• [Records for processing]:

- Opening Delimiter -

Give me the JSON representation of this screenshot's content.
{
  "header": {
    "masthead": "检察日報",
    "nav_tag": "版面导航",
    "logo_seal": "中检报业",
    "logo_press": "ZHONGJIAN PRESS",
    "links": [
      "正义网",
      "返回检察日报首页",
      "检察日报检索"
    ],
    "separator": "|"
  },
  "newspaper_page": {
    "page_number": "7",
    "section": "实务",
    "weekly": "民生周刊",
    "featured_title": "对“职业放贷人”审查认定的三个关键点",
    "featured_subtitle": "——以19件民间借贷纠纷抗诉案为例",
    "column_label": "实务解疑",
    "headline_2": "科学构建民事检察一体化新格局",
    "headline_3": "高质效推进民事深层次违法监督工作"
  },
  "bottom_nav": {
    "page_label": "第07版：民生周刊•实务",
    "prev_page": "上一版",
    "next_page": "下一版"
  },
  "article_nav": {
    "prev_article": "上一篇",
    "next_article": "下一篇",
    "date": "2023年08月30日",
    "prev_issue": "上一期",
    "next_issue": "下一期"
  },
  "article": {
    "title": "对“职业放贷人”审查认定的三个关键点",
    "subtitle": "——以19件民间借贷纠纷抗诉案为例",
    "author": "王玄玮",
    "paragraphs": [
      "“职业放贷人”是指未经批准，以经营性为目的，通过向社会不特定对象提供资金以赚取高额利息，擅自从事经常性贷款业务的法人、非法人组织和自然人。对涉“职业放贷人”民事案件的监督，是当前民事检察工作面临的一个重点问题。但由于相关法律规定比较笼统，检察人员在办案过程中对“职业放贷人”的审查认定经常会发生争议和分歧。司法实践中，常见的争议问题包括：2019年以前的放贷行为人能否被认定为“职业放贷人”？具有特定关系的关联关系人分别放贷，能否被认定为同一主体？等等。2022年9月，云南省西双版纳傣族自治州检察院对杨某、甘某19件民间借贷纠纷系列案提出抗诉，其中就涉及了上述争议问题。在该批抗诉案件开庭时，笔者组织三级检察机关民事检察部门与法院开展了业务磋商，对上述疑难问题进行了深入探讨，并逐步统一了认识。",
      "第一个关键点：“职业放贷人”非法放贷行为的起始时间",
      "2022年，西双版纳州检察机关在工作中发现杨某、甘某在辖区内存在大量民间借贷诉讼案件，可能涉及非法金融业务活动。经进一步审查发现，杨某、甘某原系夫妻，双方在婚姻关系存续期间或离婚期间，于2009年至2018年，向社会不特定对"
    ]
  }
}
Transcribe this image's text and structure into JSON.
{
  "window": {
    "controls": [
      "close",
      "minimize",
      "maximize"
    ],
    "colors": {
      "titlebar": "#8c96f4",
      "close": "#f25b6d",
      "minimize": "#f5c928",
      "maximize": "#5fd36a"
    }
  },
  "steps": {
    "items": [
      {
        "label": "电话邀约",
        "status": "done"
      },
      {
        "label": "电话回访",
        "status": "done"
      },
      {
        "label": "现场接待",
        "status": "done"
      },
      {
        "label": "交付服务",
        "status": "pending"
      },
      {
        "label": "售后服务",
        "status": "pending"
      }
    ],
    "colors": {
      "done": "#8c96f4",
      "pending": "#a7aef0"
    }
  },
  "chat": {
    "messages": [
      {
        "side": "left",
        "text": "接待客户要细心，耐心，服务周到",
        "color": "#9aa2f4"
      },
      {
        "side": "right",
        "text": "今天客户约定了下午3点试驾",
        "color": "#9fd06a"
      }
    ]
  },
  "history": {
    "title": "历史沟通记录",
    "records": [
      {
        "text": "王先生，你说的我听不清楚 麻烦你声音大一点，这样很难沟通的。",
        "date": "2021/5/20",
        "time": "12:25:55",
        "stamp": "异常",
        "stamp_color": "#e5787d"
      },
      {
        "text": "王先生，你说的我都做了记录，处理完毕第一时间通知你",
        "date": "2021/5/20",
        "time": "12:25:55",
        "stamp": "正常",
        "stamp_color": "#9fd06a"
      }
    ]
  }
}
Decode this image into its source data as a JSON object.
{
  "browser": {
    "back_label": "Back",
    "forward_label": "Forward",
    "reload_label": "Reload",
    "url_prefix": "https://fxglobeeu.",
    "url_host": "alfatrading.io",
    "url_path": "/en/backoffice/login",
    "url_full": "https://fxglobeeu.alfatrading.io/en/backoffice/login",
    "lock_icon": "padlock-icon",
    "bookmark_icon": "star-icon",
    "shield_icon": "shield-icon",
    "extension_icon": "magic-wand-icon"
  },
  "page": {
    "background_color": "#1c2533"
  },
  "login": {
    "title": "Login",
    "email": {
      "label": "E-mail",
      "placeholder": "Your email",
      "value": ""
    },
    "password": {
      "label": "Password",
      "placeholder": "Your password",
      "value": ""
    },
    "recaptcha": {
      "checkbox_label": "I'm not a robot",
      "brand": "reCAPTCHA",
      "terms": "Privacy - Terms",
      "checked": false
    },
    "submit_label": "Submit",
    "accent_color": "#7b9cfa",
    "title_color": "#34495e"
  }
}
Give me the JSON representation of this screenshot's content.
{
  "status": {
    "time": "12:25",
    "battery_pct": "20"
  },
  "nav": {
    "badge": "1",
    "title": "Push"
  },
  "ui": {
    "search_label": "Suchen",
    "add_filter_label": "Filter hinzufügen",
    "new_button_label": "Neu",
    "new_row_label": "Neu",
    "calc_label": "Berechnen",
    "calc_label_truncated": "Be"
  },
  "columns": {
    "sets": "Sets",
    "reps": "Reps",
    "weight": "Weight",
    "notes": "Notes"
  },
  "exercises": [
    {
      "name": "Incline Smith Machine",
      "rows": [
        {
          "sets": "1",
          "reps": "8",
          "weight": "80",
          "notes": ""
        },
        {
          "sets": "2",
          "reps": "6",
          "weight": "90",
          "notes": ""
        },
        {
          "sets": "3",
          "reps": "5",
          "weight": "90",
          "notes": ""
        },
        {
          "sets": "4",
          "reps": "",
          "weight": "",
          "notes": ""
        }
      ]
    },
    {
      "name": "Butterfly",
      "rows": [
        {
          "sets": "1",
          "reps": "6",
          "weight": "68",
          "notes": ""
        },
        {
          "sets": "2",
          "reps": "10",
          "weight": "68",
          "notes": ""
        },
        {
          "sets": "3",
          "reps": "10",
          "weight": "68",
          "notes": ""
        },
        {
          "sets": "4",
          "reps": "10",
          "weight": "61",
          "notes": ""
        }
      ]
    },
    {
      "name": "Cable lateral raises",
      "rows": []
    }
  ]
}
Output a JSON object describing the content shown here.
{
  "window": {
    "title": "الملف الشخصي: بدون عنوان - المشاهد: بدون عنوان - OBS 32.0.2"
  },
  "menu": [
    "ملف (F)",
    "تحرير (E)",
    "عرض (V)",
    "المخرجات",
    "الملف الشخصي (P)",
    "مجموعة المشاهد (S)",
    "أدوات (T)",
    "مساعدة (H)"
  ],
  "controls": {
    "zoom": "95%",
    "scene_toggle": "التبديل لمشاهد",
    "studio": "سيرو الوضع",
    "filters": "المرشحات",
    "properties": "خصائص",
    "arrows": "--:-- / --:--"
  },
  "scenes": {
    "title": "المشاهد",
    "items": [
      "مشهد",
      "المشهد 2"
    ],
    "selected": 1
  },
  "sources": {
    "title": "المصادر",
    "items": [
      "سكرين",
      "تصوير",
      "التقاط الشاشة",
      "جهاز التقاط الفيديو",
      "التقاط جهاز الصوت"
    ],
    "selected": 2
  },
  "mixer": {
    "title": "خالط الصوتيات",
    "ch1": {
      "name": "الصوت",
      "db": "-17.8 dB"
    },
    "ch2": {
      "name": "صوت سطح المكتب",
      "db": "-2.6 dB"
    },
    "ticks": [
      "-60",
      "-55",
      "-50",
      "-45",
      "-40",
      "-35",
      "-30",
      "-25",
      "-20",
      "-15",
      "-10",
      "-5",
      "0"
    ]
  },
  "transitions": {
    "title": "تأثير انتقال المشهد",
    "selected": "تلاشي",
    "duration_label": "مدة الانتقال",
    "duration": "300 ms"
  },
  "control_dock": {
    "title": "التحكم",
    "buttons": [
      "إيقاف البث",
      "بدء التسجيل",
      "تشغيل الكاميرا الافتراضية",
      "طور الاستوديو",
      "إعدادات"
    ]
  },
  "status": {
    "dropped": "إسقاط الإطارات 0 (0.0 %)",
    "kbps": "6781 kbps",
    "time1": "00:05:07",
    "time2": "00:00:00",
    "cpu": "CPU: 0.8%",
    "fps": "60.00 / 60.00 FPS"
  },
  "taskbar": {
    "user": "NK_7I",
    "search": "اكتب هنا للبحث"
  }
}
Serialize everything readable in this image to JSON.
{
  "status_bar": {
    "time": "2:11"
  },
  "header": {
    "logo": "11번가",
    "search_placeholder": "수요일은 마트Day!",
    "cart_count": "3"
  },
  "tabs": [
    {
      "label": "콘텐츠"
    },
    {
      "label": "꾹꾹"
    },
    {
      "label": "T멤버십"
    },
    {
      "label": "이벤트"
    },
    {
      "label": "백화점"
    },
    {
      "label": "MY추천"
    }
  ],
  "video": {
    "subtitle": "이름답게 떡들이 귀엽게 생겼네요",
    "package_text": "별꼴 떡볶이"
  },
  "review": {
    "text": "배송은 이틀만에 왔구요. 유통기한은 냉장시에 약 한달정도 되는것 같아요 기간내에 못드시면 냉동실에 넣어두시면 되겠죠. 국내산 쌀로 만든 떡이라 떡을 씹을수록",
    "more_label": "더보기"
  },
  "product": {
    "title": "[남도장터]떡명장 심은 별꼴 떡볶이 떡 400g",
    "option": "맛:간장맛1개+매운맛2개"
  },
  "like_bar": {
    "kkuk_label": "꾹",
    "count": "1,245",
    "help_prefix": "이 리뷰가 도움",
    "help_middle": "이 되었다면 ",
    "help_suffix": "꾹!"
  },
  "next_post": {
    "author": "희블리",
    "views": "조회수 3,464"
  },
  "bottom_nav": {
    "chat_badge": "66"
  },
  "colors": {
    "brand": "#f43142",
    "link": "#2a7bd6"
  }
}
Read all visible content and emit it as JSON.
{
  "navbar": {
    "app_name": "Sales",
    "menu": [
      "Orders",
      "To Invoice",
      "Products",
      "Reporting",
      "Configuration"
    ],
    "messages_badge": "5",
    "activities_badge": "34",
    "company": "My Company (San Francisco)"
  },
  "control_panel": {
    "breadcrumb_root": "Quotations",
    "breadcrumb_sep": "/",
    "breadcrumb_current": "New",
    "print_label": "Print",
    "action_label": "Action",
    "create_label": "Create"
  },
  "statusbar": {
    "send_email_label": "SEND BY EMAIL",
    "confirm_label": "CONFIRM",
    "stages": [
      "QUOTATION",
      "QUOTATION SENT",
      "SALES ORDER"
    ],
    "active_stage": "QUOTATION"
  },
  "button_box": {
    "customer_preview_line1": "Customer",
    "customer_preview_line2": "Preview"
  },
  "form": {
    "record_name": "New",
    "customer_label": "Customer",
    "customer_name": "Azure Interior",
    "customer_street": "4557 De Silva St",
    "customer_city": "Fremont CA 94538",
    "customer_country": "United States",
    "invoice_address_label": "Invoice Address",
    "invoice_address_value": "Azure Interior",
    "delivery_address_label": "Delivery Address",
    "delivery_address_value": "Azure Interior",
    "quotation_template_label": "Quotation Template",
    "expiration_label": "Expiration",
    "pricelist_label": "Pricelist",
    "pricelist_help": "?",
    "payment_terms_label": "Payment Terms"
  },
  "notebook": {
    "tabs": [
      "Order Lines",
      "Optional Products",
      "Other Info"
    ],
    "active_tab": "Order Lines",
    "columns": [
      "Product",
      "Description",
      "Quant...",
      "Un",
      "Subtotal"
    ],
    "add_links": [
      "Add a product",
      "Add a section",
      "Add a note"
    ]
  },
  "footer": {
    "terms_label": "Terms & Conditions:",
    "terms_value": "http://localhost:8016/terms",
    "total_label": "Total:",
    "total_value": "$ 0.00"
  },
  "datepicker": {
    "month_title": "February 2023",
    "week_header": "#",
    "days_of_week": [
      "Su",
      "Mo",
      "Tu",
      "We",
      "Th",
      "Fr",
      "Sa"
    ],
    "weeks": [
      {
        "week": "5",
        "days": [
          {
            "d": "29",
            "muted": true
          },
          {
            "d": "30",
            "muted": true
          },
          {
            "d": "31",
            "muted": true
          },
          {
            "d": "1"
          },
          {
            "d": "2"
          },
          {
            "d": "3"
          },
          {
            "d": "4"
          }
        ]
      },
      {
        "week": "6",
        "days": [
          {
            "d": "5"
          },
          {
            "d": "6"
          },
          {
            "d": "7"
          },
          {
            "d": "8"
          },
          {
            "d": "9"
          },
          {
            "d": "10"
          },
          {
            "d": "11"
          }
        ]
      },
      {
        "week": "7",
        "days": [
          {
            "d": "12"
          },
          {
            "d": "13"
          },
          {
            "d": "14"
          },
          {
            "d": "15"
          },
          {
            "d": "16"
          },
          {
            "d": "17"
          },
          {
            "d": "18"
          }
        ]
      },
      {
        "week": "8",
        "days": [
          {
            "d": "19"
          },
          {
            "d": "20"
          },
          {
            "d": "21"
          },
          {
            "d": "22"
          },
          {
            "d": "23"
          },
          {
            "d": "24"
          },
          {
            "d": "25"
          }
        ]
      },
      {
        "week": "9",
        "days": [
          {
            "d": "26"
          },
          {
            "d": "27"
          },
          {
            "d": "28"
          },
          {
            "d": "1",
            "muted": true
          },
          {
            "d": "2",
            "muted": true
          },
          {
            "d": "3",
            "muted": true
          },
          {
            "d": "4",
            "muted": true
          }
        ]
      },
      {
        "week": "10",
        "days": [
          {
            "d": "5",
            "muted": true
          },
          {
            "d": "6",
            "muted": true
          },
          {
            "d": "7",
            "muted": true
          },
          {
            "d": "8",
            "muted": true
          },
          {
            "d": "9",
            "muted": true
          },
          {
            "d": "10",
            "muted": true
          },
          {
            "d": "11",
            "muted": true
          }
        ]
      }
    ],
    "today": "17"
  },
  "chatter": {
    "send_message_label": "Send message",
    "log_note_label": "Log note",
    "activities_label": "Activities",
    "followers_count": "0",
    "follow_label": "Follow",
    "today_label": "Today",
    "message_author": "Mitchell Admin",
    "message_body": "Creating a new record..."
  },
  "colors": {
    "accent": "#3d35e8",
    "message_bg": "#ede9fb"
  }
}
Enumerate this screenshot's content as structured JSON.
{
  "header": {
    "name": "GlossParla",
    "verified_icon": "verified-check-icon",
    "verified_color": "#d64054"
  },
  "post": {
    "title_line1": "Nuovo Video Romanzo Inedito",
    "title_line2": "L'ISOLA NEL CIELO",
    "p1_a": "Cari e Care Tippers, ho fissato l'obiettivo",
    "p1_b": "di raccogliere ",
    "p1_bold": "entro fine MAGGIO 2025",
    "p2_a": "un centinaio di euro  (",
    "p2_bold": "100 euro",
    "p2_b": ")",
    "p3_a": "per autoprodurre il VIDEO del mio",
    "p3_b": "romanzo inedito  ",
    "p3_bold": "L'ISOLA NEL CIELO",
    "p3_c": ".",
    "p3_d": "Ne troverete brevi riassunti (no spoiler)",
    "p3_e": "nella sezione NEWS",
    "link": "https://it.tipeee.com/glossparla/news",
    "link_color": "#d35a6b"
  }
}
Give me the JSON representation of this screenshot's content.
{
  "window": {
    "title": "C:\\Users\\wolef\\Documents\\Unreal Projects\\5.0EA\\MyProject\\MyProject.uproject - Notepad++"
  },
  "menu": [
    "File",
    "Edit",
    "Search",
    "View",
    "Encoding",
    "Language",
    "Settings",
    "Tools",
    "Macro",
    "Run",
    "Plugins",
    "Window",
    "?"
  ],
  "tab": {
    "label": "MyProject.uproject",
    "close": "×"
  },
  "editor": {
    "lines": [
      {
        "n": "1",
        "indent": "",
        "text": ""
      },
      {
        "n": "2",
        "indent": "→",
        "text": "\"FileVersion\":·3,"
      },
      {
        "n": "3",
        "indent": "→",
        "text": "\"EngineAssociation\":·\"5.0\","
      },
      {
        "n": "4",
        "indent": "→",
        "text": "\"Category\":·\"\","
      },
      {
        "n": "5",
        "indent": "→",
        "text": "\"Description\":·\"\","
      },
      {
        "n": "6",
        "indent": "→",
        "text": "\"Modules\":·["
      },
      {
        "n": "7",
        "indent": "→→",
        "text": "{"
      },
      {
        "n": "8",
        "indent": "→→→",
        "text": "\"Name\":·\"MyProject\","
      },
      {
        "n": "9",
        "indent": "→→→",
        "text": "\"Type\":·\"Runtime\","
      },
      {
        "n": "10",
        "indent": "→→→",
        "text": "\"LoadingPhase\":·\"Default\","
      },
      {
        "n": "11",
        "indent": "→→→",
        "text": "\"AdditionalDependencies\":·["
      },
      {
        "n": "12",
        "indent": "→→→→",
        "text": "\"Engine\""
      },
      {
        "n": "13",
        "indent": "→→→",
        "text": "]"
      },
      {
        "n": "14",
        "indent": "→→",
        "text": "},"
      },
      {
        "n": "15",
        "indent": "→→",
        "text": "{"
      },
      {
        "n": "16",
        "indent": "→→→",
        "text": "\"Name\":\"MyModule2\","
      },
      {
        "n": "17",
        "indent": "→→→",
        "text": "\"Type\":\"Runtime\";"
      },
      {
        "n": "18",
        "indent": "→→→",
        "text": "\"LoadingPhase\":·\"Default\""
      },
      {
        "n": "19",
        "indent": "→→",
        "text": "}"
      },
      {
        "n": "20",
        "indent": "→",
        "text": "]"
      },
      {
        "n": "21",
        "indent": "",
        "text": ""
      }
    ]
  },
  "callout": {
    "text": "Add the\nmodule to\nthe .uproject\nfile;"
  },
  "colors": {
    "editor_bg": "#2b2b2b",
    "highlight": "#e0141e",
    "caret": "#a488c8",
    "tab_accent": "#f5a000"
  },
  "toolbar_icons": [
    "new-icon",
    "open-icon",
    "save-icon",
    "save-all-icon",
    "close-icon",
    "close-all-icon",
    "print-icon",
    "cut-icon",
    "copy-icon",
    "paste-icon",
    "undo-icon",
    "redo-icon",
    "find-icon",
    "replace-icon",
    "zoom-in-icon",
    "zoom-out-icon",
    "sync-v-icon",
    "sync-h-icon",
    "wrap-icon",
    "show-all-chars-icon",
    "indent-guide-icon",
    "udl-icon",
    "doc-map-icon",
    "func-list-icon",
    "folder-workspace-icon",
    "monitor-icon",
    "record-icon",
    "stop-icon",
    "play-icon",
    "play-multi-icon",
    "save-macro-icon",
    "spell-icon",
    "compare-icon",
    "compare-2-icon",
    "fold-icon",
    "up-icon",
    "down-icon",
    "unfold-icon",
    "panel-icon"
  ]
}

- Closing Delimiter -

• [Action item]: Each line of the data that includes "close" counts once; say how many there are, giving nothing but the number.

• [Solution to this exercise]: 5